After a code change has been deemed ready for testing, Raven engineers travel to our expanding Innovation Campus in Baltic, S.D. to test their innovations in action. Nate said that this capability is unique and beneficial. In some cases, Nate said, engineers can take the code into the cab with them and run real-time updates to the software while sitting in the machine.

A nice thing about programming is that you have a fast turnaround time by building something, making a change, and then rebuilding it. It leads to rapid iterative changes so I can see if a code update is going the direction that I want.

— Nate Spronk, Staff Software Engineer

What Makes Raven Different for Programming Jobs?

Nate said that Raven is dedicated to providing state-of-the-art technology for its team members and works to ensure that engineers have the tech they need as soon as they need it. He said that engineers are highly trusted by their supervisors, so when they ask for a new piece of technology, their managers and supervisors willingly work to make it happen immediately. This allows engineers to continuously improve our tech as they work with the newest technology.
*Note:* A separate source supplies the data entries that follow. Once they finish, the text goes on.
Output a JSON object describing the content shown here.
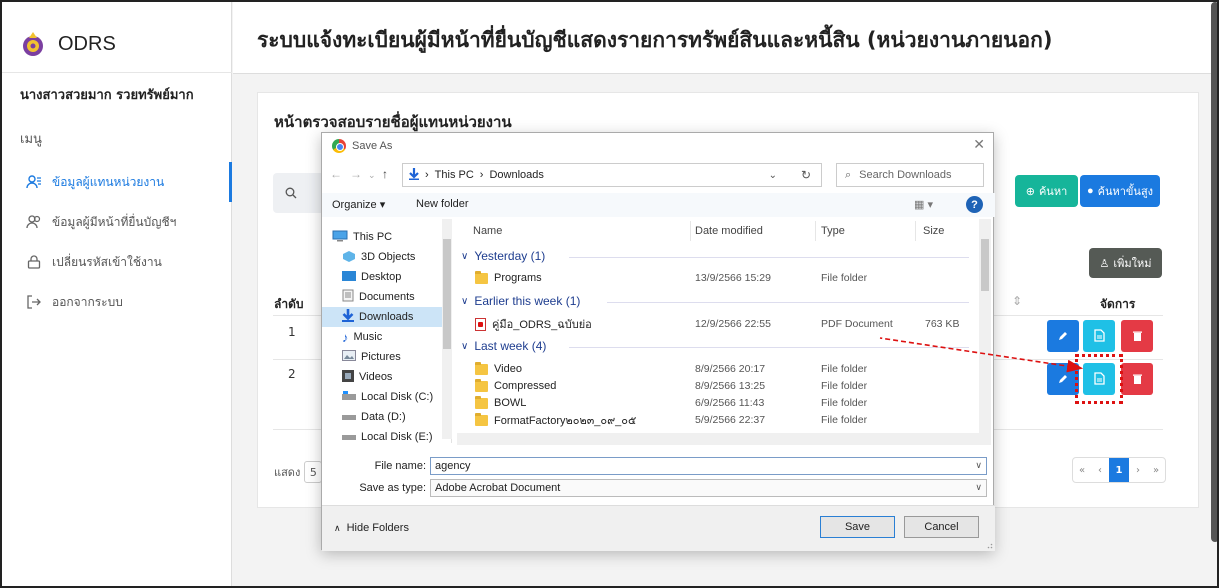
{
  "app": {
    "brand": "ODRS",
    "title": "ระบบแจ้งทะเบียนผู้มีหน้าที่ยื่นบัญชีแสดงรายการทรัพย์สินและหนี้สิน (หน่วยงานภายนอก)"
  },
  "sidebar": {
    "user_name": "นางสาวสวยมาก รวยทรัพย์มาก",
    "menu_title": "เมนู",
    "items": [
      {
        "label": "ข้อมูลผู้แทนหน่วยงาน",
        "icon": "user-list-icon",
        "active": true
      },
      {
        "label": "ข้อมูลผู้มีหน้าที่ยื่นบัญชีฯ",
        "icon": "users-icon",
        "active": false
      },
      {
        "label": "เปลี่ยนรหัสเข้าใช้งาน",
        "icon": "lock-icon",
        "active": false
      },
      {
        "label": "ออกจากระบบ",
        "icon": "logout-icon",
        "active": false
      }
    ]
  },
  "page": {
    "card_title": "หน้าตรวจสอบรายชื่อผู้แทนหน่วยงาน",
    "search_label": "ค้นหา",
    "advanced_search_label": "ค้นหาขั้นสูง",
    "add_label": "เพิ่มใหม่",
    "columns": {
      "index": "ลำดับ",
      "actions": "จัดการ"
    },
    "rows": [
      {
        "index": "1"
      },
      {
        "index": "2"
      }
    ],
    "show_label": "แสดง",
    "show_value": "5",
    "pager": {
      "first": "«",
      "prev": "‹",
      "current": "1",
      "next": "›",
      "last": "»"
    }
  },
  "dialog": {
    "title": "Save As",
    "breadcrumb": [
      "This PC",
      "Downloads"
    ],
    "search_placeholder": "Search Downloads",
    "organize_label": "Organize ▾",
    "new_folder_label": "New folder",
    "view_label": "▦ ▾",
    "help_label": "?",
    "tree": [
      {
        "label": "This PC",
        "icon": "computer-icon"
      },
      {
        "label": "3D Objects",
        "icon": "3d-objects-icon"
      },
      {
        "label": "Desktop",
        "icon": "desktop-icon"
      },
      {
        "label": "Documents",
        "icon": "documents-icon"
      },
      {
        "label": "Downloads",
        "icon": "downloads-icon",
        "selected": true
      },
      {
        "label": "Music",
        "icon": "music-icon"
      },
      {
        "label": "Pictures",
        "icon": "pictures-icon"
      },
      {
        "label": "Videos",
        "icon": "videos-icon"
      },
      {
        "label": "Local Disk (C:)",
        "icon": "drive-icon"
      },
      {
        "label": "Data (D:)",
        "icon": "drive-icon"
      },
      {
        "label": "Local Disk (E:)",
        "icon": "drive-icon"
      }
    ],
    "columns": {
      "name": "Name",
      "date": "Date modified",
      "type": "Type",
      "size": "Size"
    },
    "groups": [
      {
        "label": "Yesterday (1)",
        "files": [
          {
            "name": "Programs",
            "date": "13/9/2566 15:29",
            "type": "File folder",
            "size": "",
            "kind": "folder"
          }
        ]
      },
      {
        "label": "Earlier this week (1)",
        "files": [
          {
            "name": "คู่มือ_ODRS_ฉบับย่อ",
            "date": "12/9/2566 22:55",
            "type": "PDF Document",
            "size": "763 KB",
            "kind": "pdf"
          }
        ]
      },
      {
        "label": "Last week (4)",
        "files": [
          {
            "name": "Video",
            "date": "8/9/2566 20:17",
            "type": "File folder",
            "size": "",
            "kind": "folder"
          },
          {
            "name": "Compressed",
            "date": "8/9/2566 13:25",
            "type": "File folder",
            "size": "",
            "kind": "folder"
          },
          {
            "name": "BOWL",
            "date": "6/9/2566 11:43",
            "type": "File folder",
            "size": "",
            "kind": "folder"
          },
          {
            "name": "FormatFactory๒๐๒๓_๐๙_๐๕",
            "date": "5/9/2566 22:37",
            "type": "File folder",
            "size": "",
            "kind": "folder"
          }
        ]
      }
    ],
    "file_name_label": "File name:",
    "file_name_value": "agency",
    "save_type_label": "Save as type:",
    "save_type_value": "Adobe Acrobat Document",
    "hide_folders_label": "Hide Folders",
    "save_label": "Save",
    "cancel_label": "Cancel"
  },
  "colors": {
    "accent": "#1b7ae0",
    "search_btn": "#16b59a",
    "view_btn": "#1fc0e6",
    "delete_btn": "#e43a45",
    "annotation": "#dd1111"
  }
}
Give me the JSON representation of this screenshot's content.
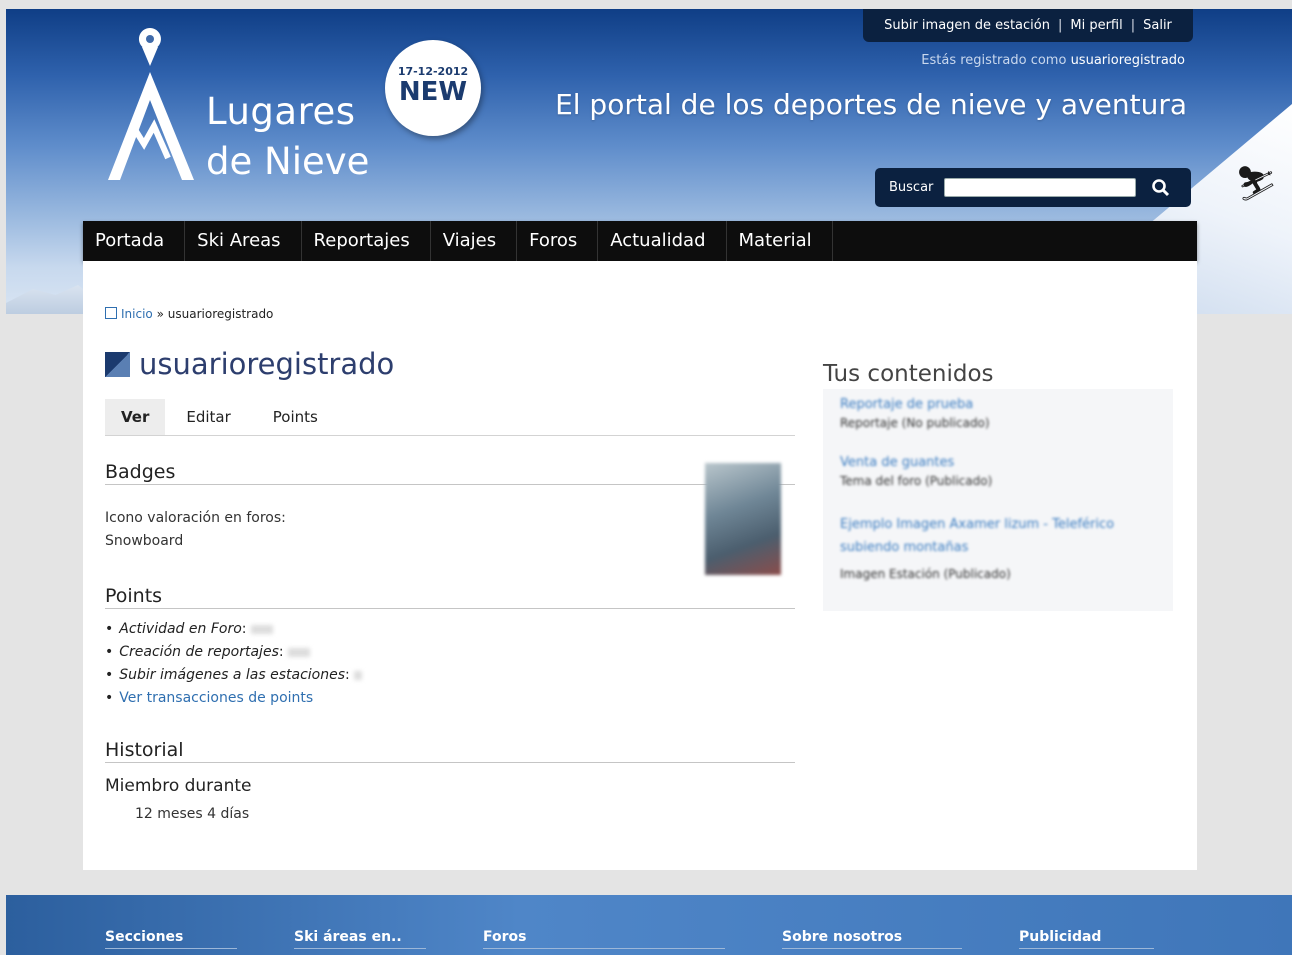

Nate also emphasized Raven's rapid turnaround. He said one of his favorite things about his job is that he can be at his desk in the morning with the creative freedom to work through an issue, then later that same day he can test his code on the machine to see that he's fixed an issue.

That turnaround is super satisfying, especially if it's a customer report. If you can find and turnaround a fix within a day for a customer, that's really rewarding.

— Nate Spronk, Staff Software Engineer

What's Special About Raven?

Being a member of the Raven team has given Nate opportunities that he hasn't seen at other jobs, he said. He's been able to watch the code that he develops come to life over his eight years with the company: from when he started and the program was new, to now when the code he wrote is used by customers in the field.

Nate said that he's had interactions with family who know he works for Raven but don't know his specific roles where they've asked him about products. He's been able to tell them that not only can he answer their questions, but he was also the person who developed the code for the product. It gives him the opportunity to talk about his job with people he knows and see his work brought to life for customers.

What Advice Would You Give a Future Programmer?

If you're pursuing a career in programming, Nate recommends learning multiple coding languages and a good scripting language. He said that having a good baseline knowledge of coding and scripting languages will make your daily life easier.

Nate said that it's also important to keep in mind the whole picture of what you are developing. You might be working on the code, but keep in mind that it is being created for a larger machine that needs to operate successfully as a whole system, not just one piece of software. The programming work you're doing is contributing to an entire product that will help serve the world.

Keep the bigger picture of your software in mind. It doesn't exist in a vacuum — it's part of something bigger.

— Nate Spronk, Staff Software Engineer